[Recorded data]
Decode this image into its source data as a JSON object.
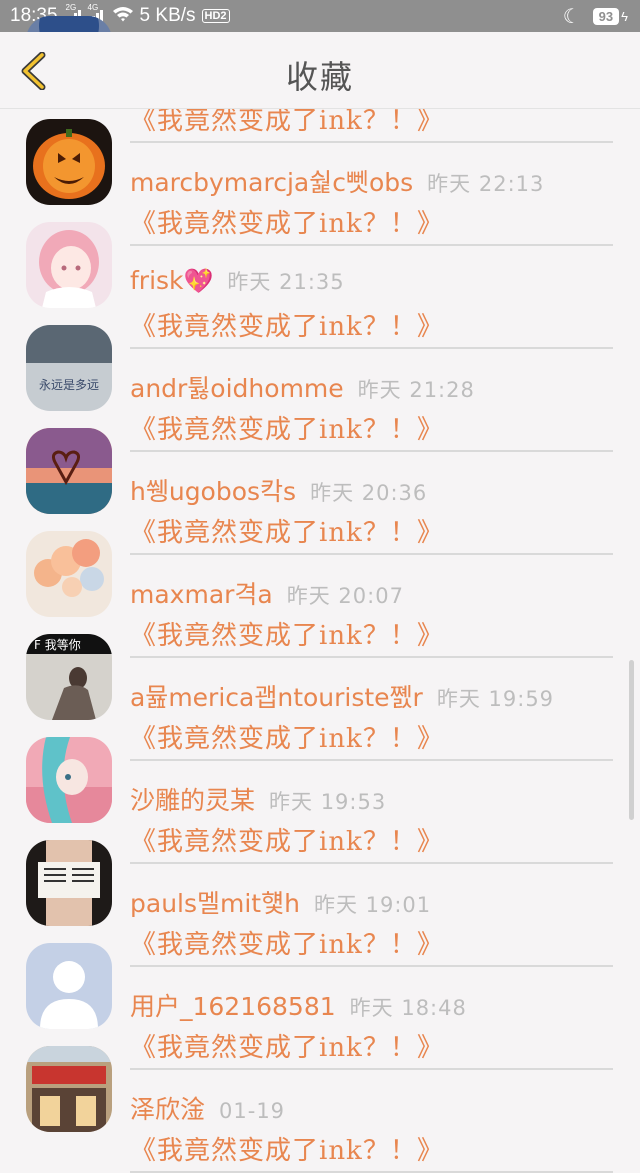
{
  "status_bar": {
    "time": "18:35",
    "network_speed": "5 KB/s",
    "hd_badge": "HD2",
    "signal1_tag": "2G",
    "signal2_tag": "4G",
    "battery": "93"
  },
  "header": {
    "title": "收藏"
  },
  "favorites": [
    {
      "user": "",
      "time": "",
      "title": "《我竟然变成了ink？！》"
    },
    {
      "user": "marcbymarcja쉁c뻿obs",
      "time": "昨天 22:13",
      "title": "《我竟然变成了ink？！》"
    },
    {
      "user": "frisk",
      "emoji": "💖",
      "time": "昨天 21:35",
      "title": "《我竟然变成了ink？！》"
    },
    {
      "user": "andr튏oidhomme",
      "time": "昨天 21:28",
      "title": "《我竟然变成了ink？！》"
    },
    {
      "user": "h쒱ugobos칵s",
      "time": "昨天 20:36",
      "title": "《我竟然变成了ink？！》"
    },
    {
      "user": "maxmar격a",
      "time": "昨天 20:07",
      "title": "《我竟然变成了ink？！》"
    },
    {
      "user": "a뮲merica괩ntouriste쪬r",
      "time": "昨天 19:59",
      "title": "《我竟然变成了ink？！》"
    },
    {
      "user": "沙雕的灵某",
      "time": "昨天 19:53",
      "title": "《我竟然变成了ink？！》"
    },
    {
      "user": "pauls멜mit헃h",
      "time": "昨天 19:01",
      "title": "《我竟然变成了ink？！》"
    },
    {
      "user": "用户_162168581",
      "time": "昨天 18:48",
      "title": "《我竟然变成了ink？！》"
    },
    {
      "user": "泽欣淦",
      "time": "01-19",
      "title": "《我竟然变成了ink？！》"
    }
  ],
  "avatar_art": {
    "avatar3_text": "永远是多远",
    "avatar6_text": "F 我等你"
  },
  "colors": {
    "accent": "#e8864f",
    "timestamp": "#bdbdbd",
    "background": "#f6f4f5",
    "status_bar": "#8f8f8f",
    "back_arrow": "#f2c230"
  }
}
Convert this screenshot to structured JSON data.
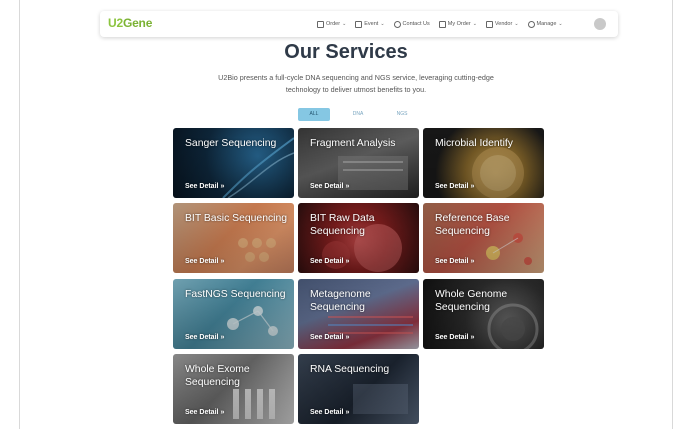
{
  "brand": {
    "u2": "U2",
    "gene": "Gene"
  },
  "nav": [
    {
      "label": "Order",
      "icon": "document-icon"
    },
    {
      "label": "Event",
      "icon": "calendar-icon"
    },
    {
      "label": "Contact Us",
      "icon": "help-circle-icon"
    },
    {
      "label": "My Order",
      "icon": "bag-icon"
    },
    {
      "label": "Vendor",
      "icon": "bag-icon"
    },
    {
      "label": "Manage",
      "icon": "people-icon"
    }
  ],
  "page": {
    "title": "Our Services",
    "intro": "U2Bio presents a full-cycle DNA sequencing and NGS service, leveraging cutting-edge technology to deliver utmost benefits to you."
  },
  "filters": [
    {
      "label": "ALL",
      "active": true
    },
    {
      "label": "DNA",
      "active": false
    },
    {
      "label": "NGS",
      "active": false
    }
  ],
  "detail_label": "See Detail",
  "detail_arrow": "»",
  "services": [
    {
      "title": "Sanger Sequencing"
    },
    {
      "title": "Fragment Analysis"
    },
    {
      "title": "Microbial Identify"
    },
    {
      "title": "BIT Basic Sequencing"
    },
    {
      "title": "BIT Raw Data Sequencing"
    },
    {
      "title": "Reference Base Sequencing"
    },
    {
      "title": "FastNGS Sequencing"
    },
    {
      "title": "Metagenome Sequencing"
    },
    {
      "title": "Whole Genome Sequencing"
    },
    {
      "title": "Whole Exome Sequencing"
    },
    {
      "title": "RNA Sequencing"
    }
  ]
}
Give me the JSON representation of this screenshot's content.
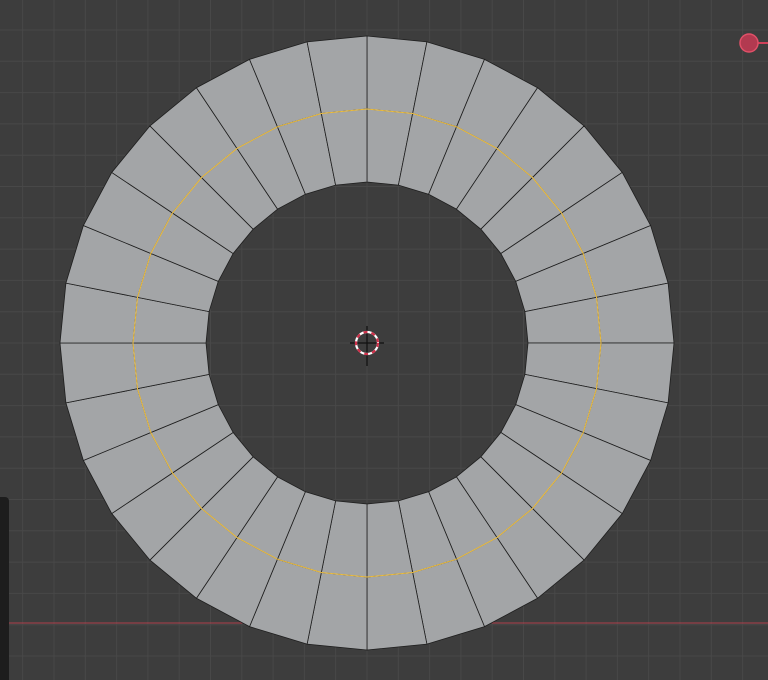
{
  "viewport": {
    "mesh": {
      "type": "ring",
      "segments": 32
    },
    "colors": {
      "background": "#3d3d3d",
      "grid": "#484848",
      "face": "#a3a5a7",
      "edge": "#1e1e1e",
      "selected_loop": "#f5c542",
      "x_axis": "#c0404c",
      "cursor_red": "#d0304a",
      "gizmo": "#d04058"
    }
  }
}
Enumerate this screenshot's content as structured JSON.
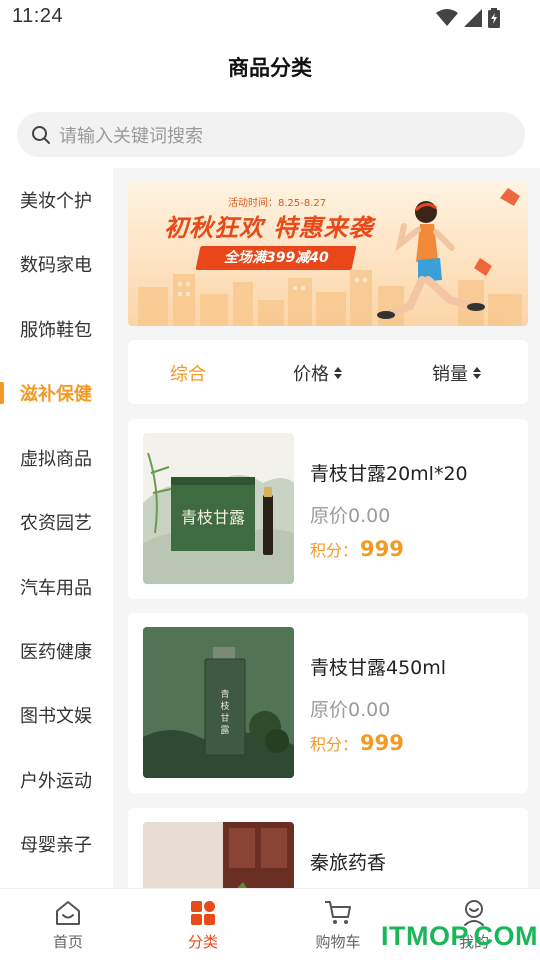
{
  "status": {
    "time": "11:24"
  },
  "header": {
    "title": "商品分类"
  },
  "search": {
    "placeholder": "请输入关键词搜索"
  },
  "sidebar": {
    "items": [
      {
        "label": "美妆个护",
        "active": false
      },
      {
        "label": "数码家电",
        "active": false
      },
      {
        "label": "服饰鞋包",
        "active": false
      },
      {
        "label": "滋补保健",
        "active": true
      },
      {
        "label": "虚拟商品",
        "active": false
      },
      {
        "label": "农资园艺",
        "active": false
      },
      {
        "label": "汽车用品",
        "active": false
      },
      {
        "label": "医药健康",
        "active": false
      },
      {
        "label": "图书文娱",
        "active": false
      },
      {
        "label": "户外运动",
        "active": false
      },
      {
        "label": "母婴亲子",
        "active": false
      }
    ]
  },
  "banner": {
    "date": "活动时间：8.25-8.27",
    "title": "初秋狂欢  特惠来袭",
    "subtitle": "全场满399减40"
  },
  "sort": {
    "tabs": [
      {
        "label": "综合",
        "active": true
      },
      {
        "label": "价格",
        "active": false
      },
      {
        "label": "销量",
        "active": false
      }
    ]
  },
  "products": [
    {
      "name": "青枝甘露20ml*20",
      "orig_price": "原价0.00",
      "points_label": "积分：",
      "points": "999"
    },
    {
      "name": "青枝甘露450ml",
      "orig_price": "原价0.00",
      "points_label": "积分：",
      "points": "999"
    },
    {
      "name": "秦旅药香",
      "orig_price": "",
      "points_label": "",
      "points": ""
    }
  ],
  "bottom_nav": {
    "items": [
      {
        "label": "首页",
        "icon": "home-icon",
        "active": false
      },
      {
        "label": "分类",
        "icon": "category-icon",
        "active": true
      },
      {
        "label": "购物车",
        "icon": "cart-icon",
        "active": false
      },
      {
        "label": "我的",
        "icon": "profile-icon",
        "active": false
      }
    ]
  },
  "watermark": {
    "text": "ITMOP.COM"
  },
  "colors": {
    "accent": "#f29a25",
    "nav_active": "#e84a1a",
    "watermark": "#19b65a"
  }
}
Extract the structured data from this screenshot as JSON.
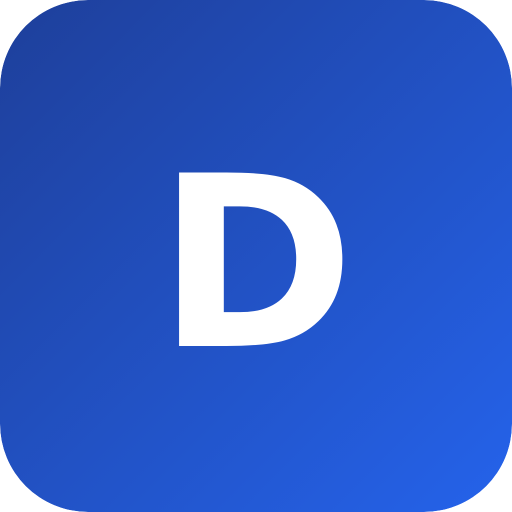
{
  "icon": {
    "name": "app-icon",
    "letter": "D",
    "colors": {
      "gradient_start": "#1e3f9a",
      "gradient_end": "#2563eb",
      "letter": "#ffffff"
    }
  }
}
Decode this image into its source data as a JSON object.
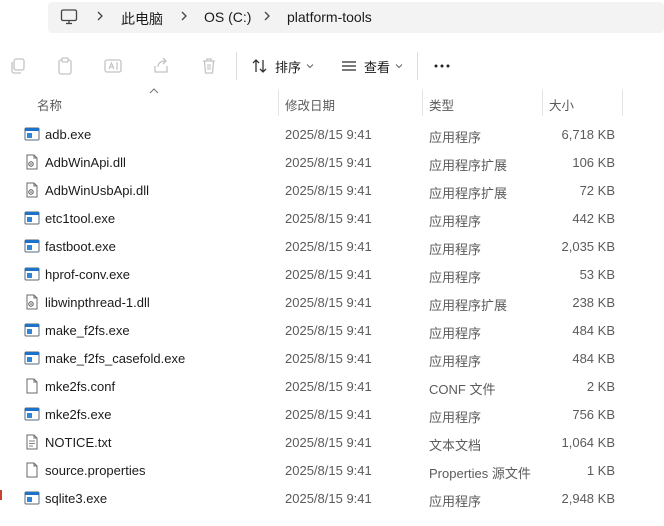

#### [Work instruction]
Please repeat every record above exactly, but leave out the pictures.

#### [Solution to the problem]
Decode this image into its source data as a JSON object.
{
  "status_bar": {
    "time": "18:35",
    "network_speed": "5 KB/s",
    "hd_badge": "HD2",
    "signal1_tag": "2G",
    "signal2_tag": "4G",
    "battery": "93"
  },
  "header": {
    "title": "收藏"
  },
  "favorites": [
    {
      "user": "",
      "time": "",
      "title": "《我竟然变成了ink？！》"
    },
    {
      "user": "marcbymarcja쉁c뻿obs",
      "time": "昨天 22:13",
      "title": "《我竟然变成了ink？！》"
    },
    {
      "user": "frisk",
      "emoji": "💖",
      "time": "昨天 21:35",
      "title": "《我竟然变成了ink？！》"
    },
    {
      "user": "andr튏oidhomme",
      "time": "昨天 21:28",
      "title": "《我竟然变成了ink？！》"
    },
    {
      "user": "h쒱ugobos칵s",
      "time": "昨天 20:36",
      "title": "《我竟然变成了ink？！》"
    },
    {
      "user": "maxmar격a",
      "time": "昨天 20:07",
      "title": "《我竟然变成了ink？！》"
    },
    {
      "user": "a뮲merica괩ntouriste쪬r",
      "time": "昨天 19:59",
      "title": "《我竟然变成了ink？！》"
    },
    {
      "user": "沙雕的灵某",
      "time": "昨天 19:53",
      "title": "《我竟然变成了ink？！》"
    },
    {
      "user": "pauls멜mit헃h",
      "time": "昨天 19:01",
      "title": "《我竟然变成了ink？！》"
    },
    {
      "user": "用户_162168581",
      "time": "昨天 18:48",
      "title": "《我竟然变成了ink？！》"
    },
    {
      "user": "泽欣淦",
      "time": "01-19",
      "title": "《我竟然变成了ink？！》"
    }
  ],
  "avatar_art": {
    "avatar3_text": "永远是多远",
    "avatar6_text": "F 我等你"
  },
  "colors": {
    "accent": "#e8864f",
    "timestamp": "#bdbdbd",
    "background": "#f6f4f5",
    "status_bar": "#8f8f8f",
    "back_arrow": "#f2c230"
  }
}
Convert this screenshot to structured JSON data.
{
  "brand": {
    "u2": "U2",
    "gene": "Gene"
  },
  "nav": [
    {
      "label": "Order",
      "icon": "document-icon"
    },
    {
      "label": "Event",
      "icon": "calendar-icon"
    },
    {
      "label": "Contact Us",
      "icon": "help-circle-icon"
    },
    {
      "label": "My Order",
      "icon": "bag-icon"
    },
    {
      "label": "Vendor",
      "icon": "bag-icon"
    },
    {
      "label": "Manage",
      "icon": "people-icon"
    }
  ],
  "page": {
    "title": "Our Services",
    "intro": "U2Bio presents a full-cycle DNA sequencing and NGS service, leveraging cutting-edge technology to deliver utmost benefits to you."
  },
  "filters": [
    {
      "label": "ALL",
      "active": true
    },
    {
      "label": "DNA",
      "active": false
    },
    {
      "label": "NGS",
      "active": false
    }
  ],
  "detail_label": "See Detail",
  "detail_arrow": "»",
  "services": [
    {
      "title": "Sanger Sequencing"
    },
    {
      "title": "Fragment Analysis"
    },
    {
      "title": "Microbial Identify"
    },
    {
      "title": "BIT Basic Sequencing"
    },
    {
      "title": "BIT Raw Data Sequencing"
    },
    {
      "title": "Reference Base Sequencing"
    },
    {
      "title": "FastNGS Sequencing"
    },
    {
      "title": "Metagenome Sequencing"
    },
    {
      "title": "Whole Genome Sequencing"
    },
    {
      "title": "Whole Exome Sequencing"
    },
    {
      "title": "RNA Sequencing"
    }
  ]
}
Give me the JSON representation of this screenshot's content.
{
  "viewport": {
    "mesh": {
      "type": "ring",
      "segments": 32
    },
    "colors": {
      "background": "#3d3d3d",
      "grid": "#484848",
      "face": "#a3a5a7",
      "edge": "#1e1e1e",
      "selected_loop": "#f5c542",
      "x_axis": "#c0404c",
      "cursor_red": "#d0304a",
      "gizmo": "#d04058"
    }
  }
}
Enumerate this screenshot's content as structured JSON.
{
  "status": {
    "time": "11:24"
  },
  "header": {
    "title": "商品分类"
  },
  "search": {
    "placeholder": "请输入关键词搜索"
  },
  "sidebar": {
    "items": [
      {
        "label": "美妆个护",
        "active": false
      },
      {
        "label": "数码家电",
        "active": false
      },
      {
        "label": "服饰鞋包",
        "active": false
      },
      {
        "label": "滋补保健",
        "active": true
      },
      {
        "label": "虚拟商品",
        "active": false
      },
      {
        "label": "农资园艺",
        "active": false
      },
      {
        "label": "汽车用品",
        "active": false
      },
      {
        "label": "医药健康",
        "active": false
      },
      {
        "label": "图书文娱",
        "active": false
      },
      {
        "label": "户外运动",
        "active": false
      },
      {
        "label": "母婴亲子",
        "active": false
      }
    ]
  },
  "banner": {
    "date": "活动时间：8.25-8.27",
    "title": "初秋狂欢  特惠来袭",
    "subtitle": "全场满399减40"
  },
  "sort": {
    "tabs": [
      {
        "label": "综合",
        "active": true
      },
      {
        "label": "价格",
        "active": false
      },
      {
        "label": "销量",
        "active": false
      }
    ]
  },
  "products": [
    {
      "name": "青枝甘露20ml*20",
      "orig_price": "原价0.00",
      "points_label": "积分：",
      "points": "999"
    },
    {
      "name": "青枝甘露450ml",
      "orig_price": "原价0.00",
      "points_label": "积分：",
      "points": "999"
    },
    {
      "name": "秦旅药香",
      "orig_price": "",
      "points_label": "",
      "points": ""
    }
  ],
  "bottom_nav": {
    "items": [
      {
        "label": "首页",
        "icon": "home-icon",
        "active": false
      },
      {
        "label": "分类",
        "icon": "category-icon",
        "active": true
      },
      {
        "label": "购物车",
        "icon": "cart-icon",
        "active": false
      },
      {
        "label": "我的",
        "icon": "profile-icon",
        "active": false
      }
    ]
  },
  "watermark": {
    "text": "ITMOP.COM"
  },
  "colors": {
    "accent": "#f29a25",
    "nav_active": "#e84a1a",
    "watermark": "#19b65a"
  }
}
Extract the structured data from this screenshot as JSON.
{
  "icon": {
    "name": "app-icon",
    "letter": "D",
    "colors": {
      "gradient_start": "#1e3f9a",
      "gradient_end": "#2563eb",
      "letter": "#ffffff"
    }
  }
}
Decode this image into its source data as a JSON object.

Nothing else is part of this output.